When Crowd-Sourced Wisdom Becomes Collaborative Heroism

Through recognizing the proactive pursuit of noble goals we encourage them

Published on March 28, 2014 by Dana Klisanin, Ph.D. in Digital Altruism

Over the course of March we’ve witnessed a crowd-sourced effort unlike any other in aviation history.  In my previous posts, I stated that the search for Flight MH370 exemplifies “collaborative heroism” a form of heroism that involves online action in tandem with action on the ground.1   Rather than requiring risk of life, as in traditional definitions of heroism, collaborative heroism is about proactive action in the pursuit of noble goals.  Crowd-sourced wisdom becomes collaborative heroism whenever these efforts aim to achieve the goals set forth in the Universal Declaration of Human Rights.Most examples of collaborative heroism aren’t as high profile as the recent search and rescue efforts, although some have been, for example, efforts to map territories struck by natural disasters such as launched through Google Crisis Response.2 Google’s Crisis Tools includeGoogle Person Finder .

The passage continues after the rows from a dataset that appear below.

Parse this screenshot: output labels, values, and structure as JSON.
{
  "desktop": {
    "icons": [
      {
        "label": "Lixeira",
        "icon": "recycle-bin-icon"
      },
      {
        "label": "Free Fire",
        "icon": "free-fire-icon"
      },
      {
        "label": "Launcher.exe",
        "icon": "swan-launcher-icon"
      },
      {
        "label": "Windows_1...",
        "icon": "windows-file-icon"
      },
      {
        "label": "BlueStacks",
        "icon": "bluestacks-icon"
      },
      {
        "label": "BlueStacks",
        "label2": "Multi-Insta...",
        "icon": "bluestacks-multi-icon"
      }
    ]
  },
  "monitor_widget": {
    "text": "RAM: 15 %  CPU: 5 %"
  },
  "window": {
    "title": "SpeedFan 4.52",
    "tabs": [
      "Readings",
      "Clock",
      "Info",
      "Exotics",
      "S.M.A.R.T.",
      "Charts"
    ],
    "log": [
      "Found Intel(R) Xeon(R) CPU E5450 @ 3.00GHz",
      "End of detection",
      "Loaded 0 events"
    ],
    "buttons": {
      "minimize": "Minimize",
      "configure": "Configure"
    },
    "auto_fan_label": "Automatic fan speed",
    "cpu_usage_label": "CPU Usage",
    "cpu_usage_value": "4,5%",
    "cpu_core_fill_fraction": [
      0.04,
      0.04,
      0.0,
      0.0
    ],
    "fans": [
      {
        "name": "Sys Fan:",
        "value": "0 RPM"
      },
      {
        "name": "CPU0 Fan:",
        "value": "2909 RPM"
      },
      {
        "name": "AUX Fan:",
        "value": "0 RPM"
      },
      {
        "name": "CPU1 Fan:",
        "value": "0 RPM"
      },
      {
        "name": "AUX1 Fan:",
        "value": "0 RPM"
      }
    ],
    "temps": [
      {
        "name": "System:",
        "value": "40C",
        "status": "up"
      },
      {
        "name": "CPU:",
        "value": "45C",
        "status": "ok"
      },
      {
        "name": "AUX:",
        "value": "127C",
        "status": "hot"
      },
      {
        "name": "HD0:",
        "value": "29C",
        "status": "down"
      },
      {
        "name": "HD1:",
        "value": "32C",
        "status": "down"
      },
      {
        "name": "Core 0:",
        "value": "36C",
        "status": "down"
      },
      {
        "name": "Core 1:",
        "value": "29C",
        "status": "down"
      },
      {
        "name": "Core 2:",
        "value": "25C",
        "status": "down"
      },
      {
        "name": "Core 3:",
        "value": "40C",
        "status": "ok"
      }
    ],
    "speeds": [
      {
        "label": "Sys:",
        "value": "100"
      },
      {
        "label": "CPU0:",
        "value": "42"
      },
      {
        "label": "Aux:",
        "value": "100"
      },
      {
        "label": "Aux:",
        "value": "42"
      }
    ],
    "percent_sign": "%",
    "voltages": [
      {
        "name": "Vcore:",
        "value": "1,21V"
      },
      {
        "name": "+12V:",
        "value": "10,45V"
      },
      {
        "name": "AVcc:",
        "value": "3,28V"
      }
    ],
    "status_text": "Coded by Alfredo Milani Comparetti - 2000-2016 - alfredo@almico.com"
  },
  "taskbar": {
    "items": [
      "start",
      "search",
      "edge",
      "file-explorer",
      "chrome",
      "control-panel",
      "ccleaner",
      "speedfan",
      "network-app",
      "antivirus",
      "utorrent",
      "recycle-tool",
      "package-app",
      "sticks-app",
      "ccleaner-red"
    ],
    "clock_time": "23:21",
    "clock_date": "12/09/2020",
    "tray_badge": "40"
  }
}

Online initiatives that support collaborative heroism are as wide-ranging as the human imagination. Whether they’re designed to help one person or millions, they all involve the use of digital technologies and require thecollaboration of individuals both online and off.  Many involve meta-level cooperation between governmental agencies, non-governmental organizations, nonprofit organization, corporations, and individuals.  These efforts need to be recognized for what they are: the human spirit in proactive pursuit of noble goals. 

Here’s a short list:

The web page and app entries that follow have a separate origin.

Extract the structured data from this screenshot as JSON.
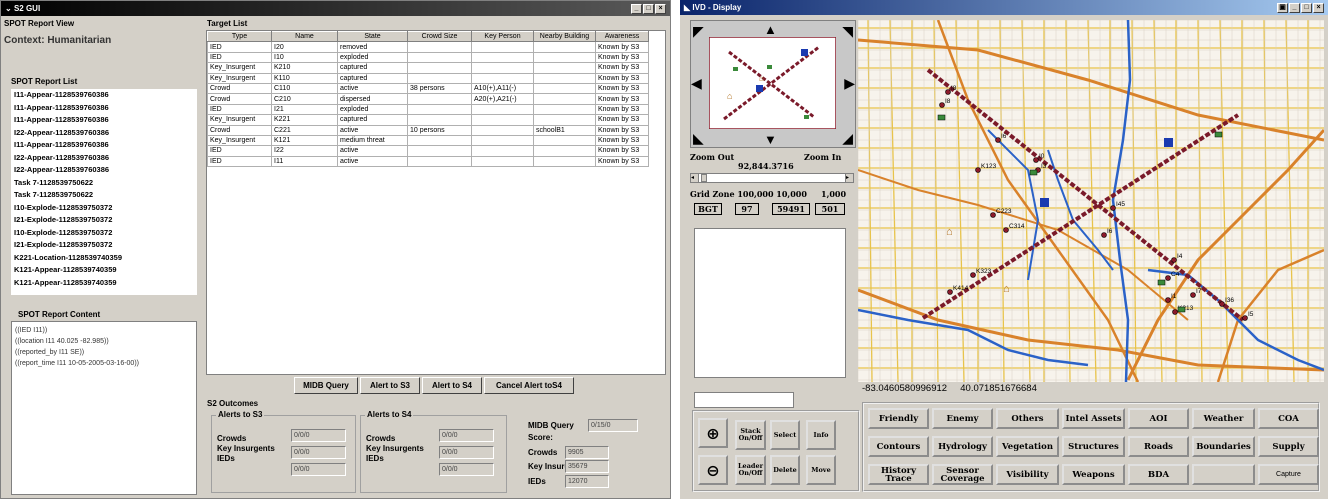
{
  "s2": {
    "title": "S2 GUI",
    "view_label": "SPOT Report View",
    "context": "Context: Humanitarian",
    "list_title": "SPOT Report List",
    "list": [
      "I11-Appear-1128539760386",
      "I11-Appear-1128539760386",
      "I11-Appear-1128539760386",
      "I22-Appear-1128539760386",
      "I11-Appear-1128539760386",
      "I22-Appear-1128539760386",
      "I22-Appear-1128539760386",
      "Task 7-1128539750622",
      "Task 7-1128539750622",
      "I10-Explode-1128539750372",
      "I21-Explode-1128539750372",
      "I10-Explode-1128539750372",
      "I21-Explode-1128539750372",
      "K221-Location-1128539740359",
      "K121-Appear-1128539740359",
      "K121-Appear-1128539740359"
    ],
    "content_title": "SPOT Report Content",
    "content": [
      "((IED I11))",
      "((location I11 40.025 -82.985))",
      "((reported_by I11 SE))",
      "((report_time I11 10-05-2005-03-16-00))"
    ],
    "target_title": "Target List",
    "columns": [
      "Type",
      "Name",
      "State",
      "Crowd Size",
      "Key Person",
      "Nearby Building",
      "Awareness"
    ],
    "rows": [
      [
        "IED",
        "I20",
        "removed",
        "",
        "",
        "",
        "Known by S3"
      ],
      [
        "IED",
        "I10",
        "exploded",
        "",
        "",
        "",
        "Known by S3"
      ],
      [
        "Key_Insurgent",
        "K210",
        "captured",
        "",
        "",
        "",
        "Known by S3"
      ],
      [
        "Key_Insurgent",
        "K110",
        "captured",
        "",
        "",
        "",
        "Known by S3"
      ],
      [
        "Crowd",
        "C110",
        "active",
        "38 persons",
        "A10(+),A11(-)",
        "",
        "Known by S3"
      ],
      [
        "Crowd",
        "C210",
        "dispersed",
        "",
        "A20(+),A21(-)",
        "",
        "Known by S3"
      ],
      [
        "IED",
        "I21",
        "exploded",
        "",
        "",
        "",
        "Known by S3"
      ],
      [
        "Key_Insurgent",
        "K221",
        "captured",
        "",
        "",
        "",
        "Known by S3"
      ],
      [
        "Crowd",
        "C221",
        "active",
        "10 persons",
        "",
        "schoolB1",
        "Known by S3"
      ],
      [
        "Key_Insurgent",
        "K121",
        "medium threat",
        "",
        "",
        "",
        "Known by S3"
      ],
      [
        "IED",
        "I22",
        "active",
        "",
        "",
        "",
        "Known by S3"
      ],
      [
        "IED",
        "I11",
        "active",
        "",
        "",
        "",
        "Known by S3"
      ]
    ],
    "buttons": [
      "MIDB Query",
      "Alert to S3",
      "Alert to S4",
      "Cancel Alert toS4"
    ],
    "outcomes_title": "S2 Outcomes",
    "alerts_s3": "Alerts to S3",
    "alerts_s4": "Alerts to S4",
    "crowds": "Crowds",
    "key_ins": "Key Insurgents",
    "ieds": "IEDs",
    "s3_vals": [
      "0/0/0",
      "0/0/0",
      "0/0/0"
    ],
    "s4_vals": [
      "0/0/0",
      "0/0/0",
      "0/0/0"
    ],
    "midb_query": "MIDB Query",
    "midb_val": "0/15/0",
    "score": "Score:",
    "score_vals": [
      "9905",
      "35679",
      "12070"
    ]
  },
  "ivd": {
    "title": "IVD - Display",
    "zoom_out": "Zoom Out",
    "zoom_in": "Zoom In",
    "zoom_val": "92,844.3716",
    "grid_label": "Grid Zone 100,000 10,000",
    "grid_1000": "1,000",
    "grid_vals": [
      "BGT",
      "97",
      "59491",
      "501"
    ],
    "coords": "-83.0460580996912     40.071851676684",
    "side_buttons": [
      "Stack On/Off",
      "Select",
      "Info",
      "Leader On/Off",
      "Delete",
      "Move"
    ],
    "cat_buttons": [
      [
        "Friendly",
        "Enemy",
        "Others",
        "Intel Assets",
        "AOI",
        "Weather",
        "COA"
      ],
      [
        "Contours",
        "Hydrology",
        "Vegetation",
        "Structures",
        "Roads",
        "Boundaries",
        "Supply"
      ],
      [
        "History Trace",
        "Sensor Coverage",
        "Visibility",
        "Weapons",
        "BDA",
        "",
        "Capture"
      ]
    ],
    "map_labels": [
      "I8",
      "I8",
      "I6",
      "I0",
      "I3",
      "K123",
      "C223",
      "C314",
      "I45",
      "I6",
      "K323",
      "K414",
      "C4",
      "I4",
      "I1",
      "I7",
      "K213",
      "I36",
      "I5"
    ],
    "colors": {
      "road_orange": "#d9822b",
      "road_blue": "#2b62c8",
      "road_yellow": "#e8c34a",
      "track": "#7a1a2a"
    }
  }
}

World Community Grid

World Community Grid’s mission is to create the world's largest public computing grid to tackle projects that benefit humanity. Members donate their unused (idle) computer time in the service of solving complex problems (AIDS, Cancer, Malaria, Global water shortages, etc.). World Community Grid works by “joining together many individual computers, creating a large system with massive computational power that far surpasses the power of a handful of supercomputers.”


Avaaz has been described as “the world’s largest and most powerful online activist network.”  With over 34 million members, the network empowers people from all walks of life to take action on pressing global, regional and national issues, from corruption and poverty to conflict andclimate change.

Causes & Care2

Causes.com and Care2.com are social networking sites that enable individuals to take action on behalf of a variety of issues. These sites enable anyone to start a campaign and/or petition, while not all address noble goals, many do.


Change.org is the world's largest petition platform. There are more than 45 million users in 196 countries.  Individuals use the platform to transform their communities – locally, nationally and globally. Many of these campaigns aim to achieve noble goals and have had profoundly positive consequences.


Unprecedented technological acceleration and innovation have changed the way we understand our world.  As I write, researchers are scrambling to understand the impact of these technologies on the human body, our social interactions, and the natural world.  Likewise, it’s important for us to recognize the many ways these technologies are impacting the human spirit.  Individuals are using digital technologies to encourage hope,empathyaltruism, and compassion, but it is up to us to acknowledge their actions.  Yesterday 3 million people went on Digital Globe with the goal of helping others. What does tomorrow hold? One billion acting together to solve pressing global challenges? By recognizing the flame of compassionate action within the hearts and minds of individuals using digital technology to participate in worthy endeavors, crowd-sourced wisdom becomes collaborative heroism.

1. Klisanin, D. (2013).  "Contemporary Media, Heroism, and Social Change," Symposium, American Psychological Association, Honolulu, HI. 

2. Google Crisis Response: https://www.google.org/crisisresponse/response.html